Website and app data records
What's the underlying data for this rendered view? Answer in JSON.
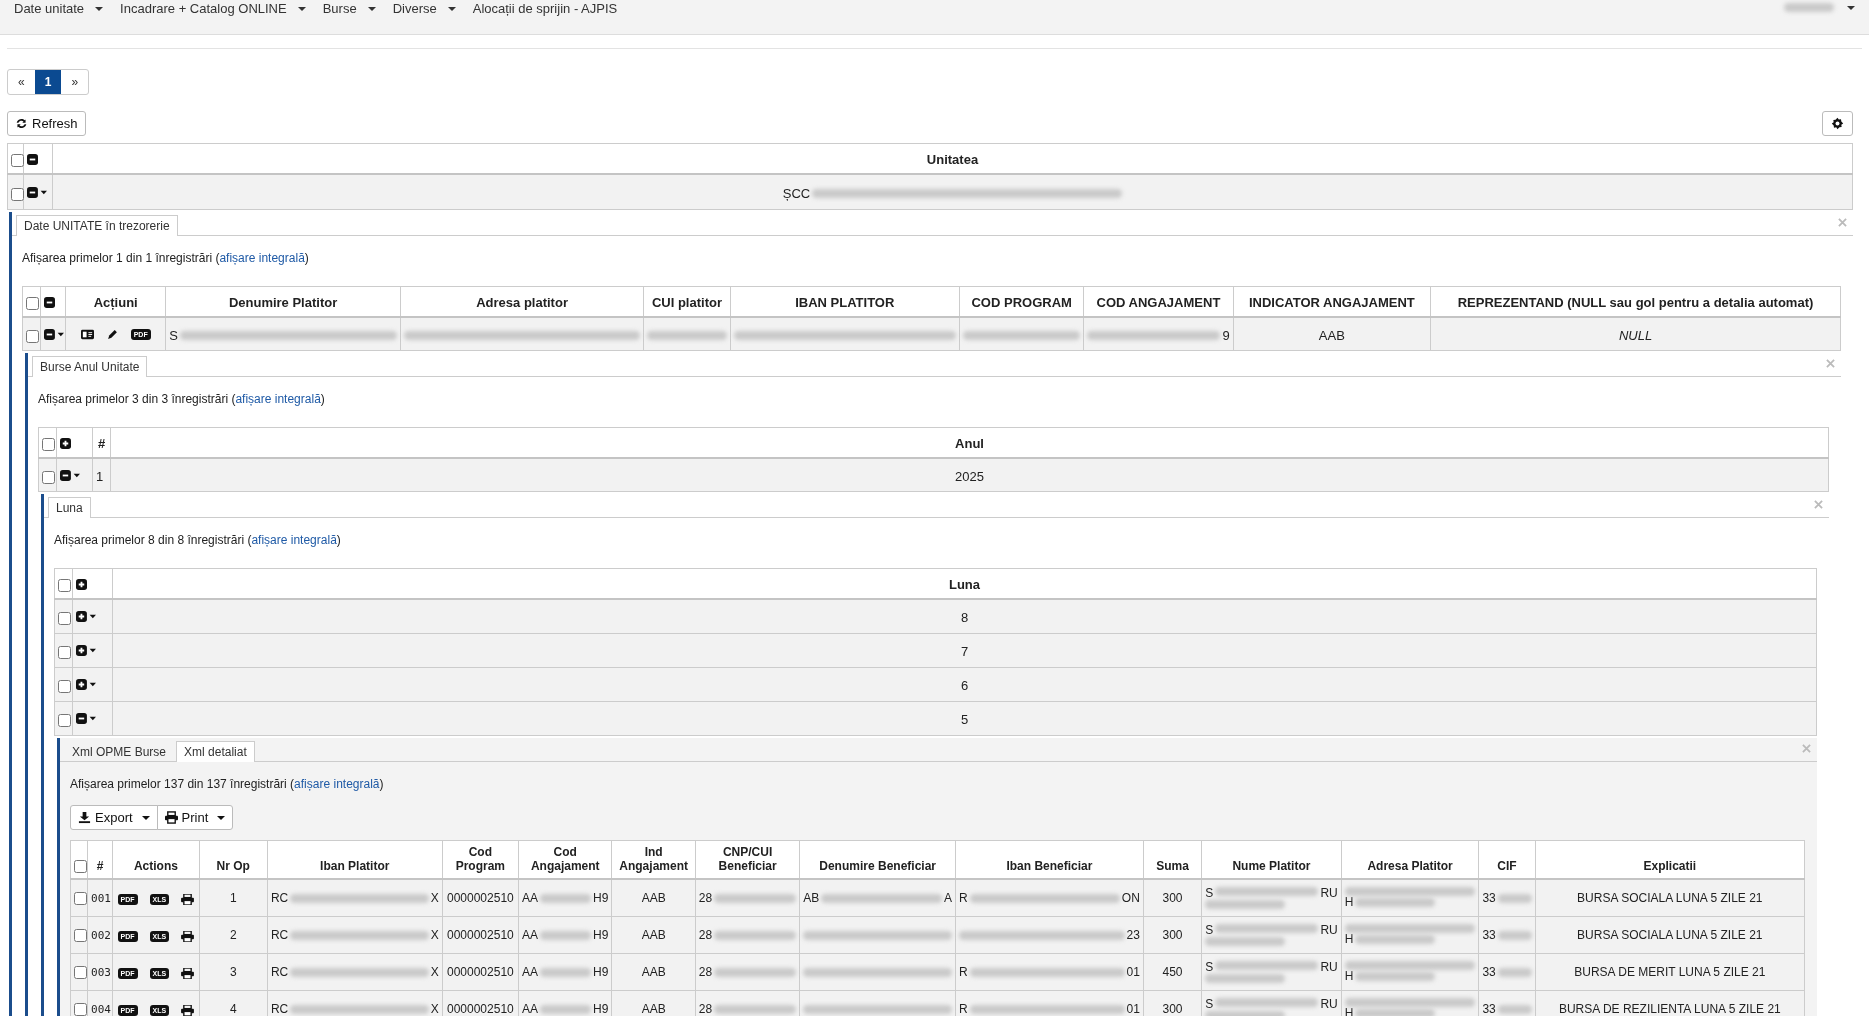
{
  "nav": {
    "items": [
      {
        "label": "Date unitate",
        "dropdown": true
      },
      {
        "label": "Incadrare + Catalog ONLINE",
        "dropdown": true
      },
      {
        "label": "Burse",
        "dropdown": true
      },
      {
        "label": "Diverse",
        "dropdown": true
      },
      {
        "label": "Alocații de sprijin - AJPIS",
        "dropdown": false
      }
    ],
    "user_menu": {
      "dropdown": true
    }
  },
  "pagination": {
    "prev": "«",
    "pages": [
      {
        "label": "1",
        "selected": true
      }
    ],
    "next": "»"
  },
  "toolbar": {
    "refresh": "Refresh"
  },
  "units_table": {
    "header_checked": false,
    "all_expanded": true,
    "columns": [
      "Unitatea"
    ],
    "rows": [
      {
        "checked": false,
        "expanded": true,
        "cells": [
          {
            "kind": "redacted",
            "pre": "ȘCC"
          }
        ]
      }
    ]
  },
  "unit_panel": {
    "tabs": [
      {
        "label": "Date UNITATE în trezorerie",
        "selected": true
      }
    ],
    "summary": {
      "before": "Afișarea primelor 1 din 1 înregistrări (",
      "link": "afișare integrală",
      "after": ")"
    },
    "table": {
      "header_checked": false,
      "all_expanded": true,
      "columns": [
        "Acțiuni",
        "Denumire Platitor",
        "Adresa platitor",
        "CUI platitor",
        "IBAN PLATITOR",
        "COD PROGRAM",
        "COD ANGAJAMENT",
        "INDICATOR ANGAJAMENT",
        "REPREZENTAND (NULL sau gol pentru a detalia automat)"
      ],
      "rows": [
        {
          "checked": false,
          "expanded": true,
          "cells": [
            {
              "kind": "actions",
              "actions": [
                {
                  "kind": "card"
                },
                {
                  "kind": "edit"
                },
                {
                  "kind": "badge",
                  "label": "PDF"
                }
              ]
            },
            {
              "kind": "redacted",
              "pre": "S"
            },
            {
              "kind": "redacted"
            },
            {
              "kind": "redacted"
            },
            {
              "kind": "redacted"
            },
            {
              "kind": "redacted"
            },
            {
              "kind": "redacted",
              "post": "9"
            },
            {
              "kind": "text",
              "text": "AAB"
            },
            {
              "kind": "null",
              "text": "NULL"
            }
          ]
        }
      ]
    },
    "year_panel": {
      "tabs": [
        {
          "label": "Burse Anul Unitate",
          "selected": true
        }
      ],
      "summary": {
        "before": "Afișarea primelor 3 din 3 înregistrări (",
        "link": "afișare integrală",
        "after": ")"
      },
      "table": {
        "header_checked": false,
        "all_expanded": false,
        "columns": [
          "#",
          "Anul"
        ],
        "rows": [
          {
            "checked": false,
            "expanded": true,
            "cells": [
              "1",
              "2025"
            ]
          }
        ]
      },
      "month_panel": {
        "tabs": [
          {
            "label": "Luna",
            "selected": true
          }
        ],
        "summary": {
          "before": "Afișarea primelor 8 din 8 înregistrări (",
          "link": "afișare integrală",
          "after": ")"
        },
        "table": {
          "header_checked": false,
          "all_expanded": false,
          "columns": [
            "Luna"
          ],
          "rows": [
            {
              "checked": false,
              "expanded": false,
              "cells": [
                "8"
              ]
            },
            {
              "checked": false,
              "expanded": false,
              "cells": [
                "7"
              ]
            },
            {
              "checked": false,
              "expanded": false,
              "cells": [
                "6"
              ]
            },
            {
              "checked": false,
              "expanded": true,
              "cells": [
                "5"
              ]
            }
          ]
        },
        "xml_panel": {
          "tabs": [
            {
              "label": "Xml OPME Burse",
              "selected": false
            },
            {
              "label": "Xml detaliat",
              "selected": true
            }
          ],
          "summary": {
            "before": "Afișarea primelor 137 din 137 înregistrări (",
            "link": "afișare integrală",
            "after": ")"
          },
          "buttons": [
            {
              "kind": "export",
              "label": "Export"
            },
            {
              "kind": "print",
              "label": "Print"
            }
          ],
          "table": {
            "header_checked": false,
            "columns": [
              "#",
              "Actions",
              "Nr Op",
              "Iban Platitor",
              "Cod Program",
              "Cod Angajament",
              "Ind Angajament",
              "CNP/CUI Beneficiar",
              "Denumire Beneficiar",
              "Iban Beneficiar",
              "Suma",
              "Nume Platitor",
              "Adresa Platitor",
              "CIF",
              "Explicatii"
            ],
            "rows": [
              {
                "checked": false,
                "cells": [
                  {
                    "kind": "index",
                    "text": "001"
                  },
                  {
                    "kind": "actions",
                    "actions": [
                      {
                        "kind": "badge",
                        "label": "PDF"
                      },
                      {
                        "kind": "badge",
                        "label": "XLS"
                      },
                      {
                        "kind": "print"
                      }
                    ]
                  },
                  {
                    "kind": "text",
                    "text": "1"
                  },
                  {
                    "kind": "redacted",
                    "pre": "RC",
                    "post": "X"
                  },
                  {
                    "kind": "text",
                    "text": "0000002510"
                  },
                  {
                    "kind": "redacted",
                    "pre": "AA",
                    "post": "H9"
                  },
                  {
                    "kind": "text",
                    "text": "AAB"
                  },
                  {
                    "kind": "redacted",
                    "pre": "28"
                  },
                  {
                    "kind": "redacted",
                    "pre": "AB",
                    "post": "A"
                  },
                  {
                    "kind": "redacted",
                    "pre": "R",
                    "post": "ON"
                  },
                  {
                    "kind": "text",
                    "text": "300"
                  },
                  {
                    "kind": "redacted_two_line",
                    "pre": "S",
                    "post": "RU"
                  },
                  {
                    "kind": "redacted_two_line",
                    "pre2": "H"
                  },
                  {
                    "kind": "redacted",
                    "pre": "33"
                  },
                  {
                    "kind": "text",
                    "text": "BURSA SOCIALA LUNA 5 ZILE 21"
                  }
                ]
              },
              {
                "checked": false,
                "cells": [
                  {
                    "kind": "index",
                    "text": "002"
                  },
                  {
                    "kind": "actions",
                    "actions": [
                      {
                        "kind": "badge",
                        "label": "PDF"
                      },
                      {
                        "kind": "badge",
                        "label": "XLS"
                      },
                      {
                        "kind": "print"
                      }
                    ]
                  },
                  {
                    "kind": "text",
                    "text": "2"
                  },
                  {
                    "kind": "redacted",
                    "pre": "RC",
                    "post": "X"
                  },
                  {
                    "kind": "text",
                    "text": "0000002510"
                  },
                  {
                    "kind": "redacted",
                    "pre": "AA",
                    "post": "H9"
                  },
                  {
                    "kind": "text",
                    "text": "AAB"
                  },
                  {
                    "kind": "redacted",
                    "pre": "28"
                  },
                  {
                    "kind": "redacted"
                  },
                  {
                    "kind": "redacted",
                    "post": "23"
                  },
                  {
                    "kind": "text",
                    "text": "300"
                  },
                  {
                    "kind": "redacted_two_line",
                    "pre": "S",
                    "post": "RU"
                  },
                  {
                    "kind": "redacted_two_line",
                    "pre2": "H"
                  },
                  {
                    "kind": "redacted",
                    "pre": "33"
                  },
                  {
                    "kind": "text",
                    "text": "BURSA SOCIALA LUNA 5 ZILE 21"
                  }
                ]
              },
              {
                "checked": false,
                "cells": [
                  {
                    "kind": "index",
                    "text": "003"
                  },
                  {
                    "kind": "actions",
                    "actions": [
                      {
                        "kind": "badge",
                        "label": "PDF"
                      },
                      {
                        "kind": "badge",
                        "label": "XLS"
                      },
                      {
                        "kind": "print"
                      }
                    ]
                  },
                  {
                    "kind": "text",
                    "text": "3"
                  },
                  {
                    "kind": "redacted",
                    "pre": "RC",
                    "post": "X"
                  },
                  {
                    "kind": "text",
                    "text": "0000002510"
                  },
                  {
                    "kind": "redacted",
                    "pre": "AA",
                    "post": "H9"
                  },
                  {
                    "kind": "text",
                    "text": "AAB"
                  },
                  {
                    "kind": "redacted",
                    "pre": "28"
                  },
                  {
                    "kind": "redacted"
                  },
                  {
                    "kind": "redacted",
                    "pre": "R",
                    "post": "01"
                  },
                  {
                    "kind": "text",
                    "text": "450"
                  },
                  {
                    "kind": "redacted_two_line",
                    "pre": "S",
                    "post": "RU"
                  },
                  {
                    "kind": "redacted_two_line",
                    "pre2": "H"
                  },
                  {
                    "kind": "redacted",
                    "pre": "33"
                  },
                  {
                    "kind": "text",
                    "text": "BURSA DE MERIT LUNA 5 ZILE 21"
                  }
                ]
              },
              {
                "checked": false,
                "cells": [
                  {
                    "kind": "index",
                    "text": "004"
                  },
                  {
                    "kind": "actions",
                    "actions": [
                      {
                        "kind": "badge",
                        "label": "PDF"
                      },
                      {
                        "kind": "badge",
                        "label": "XLS"
                      },
                      {
                        "kind": "print"
                      }
                    ]
                  },
                  {
                    "kind": "text",
                    "text": "4"
                  },
                  {
                    "kind": "redacted",
                    "pre": "RC",
                    "post": "X"
                  },
                  {
                    "kind": "text",
                    "text": "0000002510"
                  },
                  {
                    "kind": "redacted",
                    "pre": "AA",
                    "post": "H9"
                  },
                  {
                    "kind": "text",
                    "text": "AAB"
                  },
                  {
                    "kind": "redacted",
                    "pre": "28"
                  },
                  {
                    "kind": "redacted"
                  },
                  {
                    "kind": "redacted",
                    "pre": "R",
                    "post": "01"
                  },
                  {
                    "kind": "text",
                    "text": "300"
                  },
                  {
                    "kind": "redacted_two_line",
                    "pre": "S",
                    "post": "RU"
                  },
                  {
                    "kind": "redacted_two_line",
                    "pre2": "H"
                  },
                  {
                    "kind": "redacted",
                    "pre": "33"
                  },
                  {
                    "kind": "text",
                    "text": "BURSA DE REZILIENTA LUNA 5 ZILE 21"
                  }
                ]
              }
            ]
          }
        }
      }
    }
  }
}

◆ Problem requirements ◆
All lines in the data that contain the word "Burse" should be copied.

◆ Solution to the exercise ◆
        "label": "Burse",
          "label": "Burse Anul Unitate",
              "label": "Xml OPME Burse",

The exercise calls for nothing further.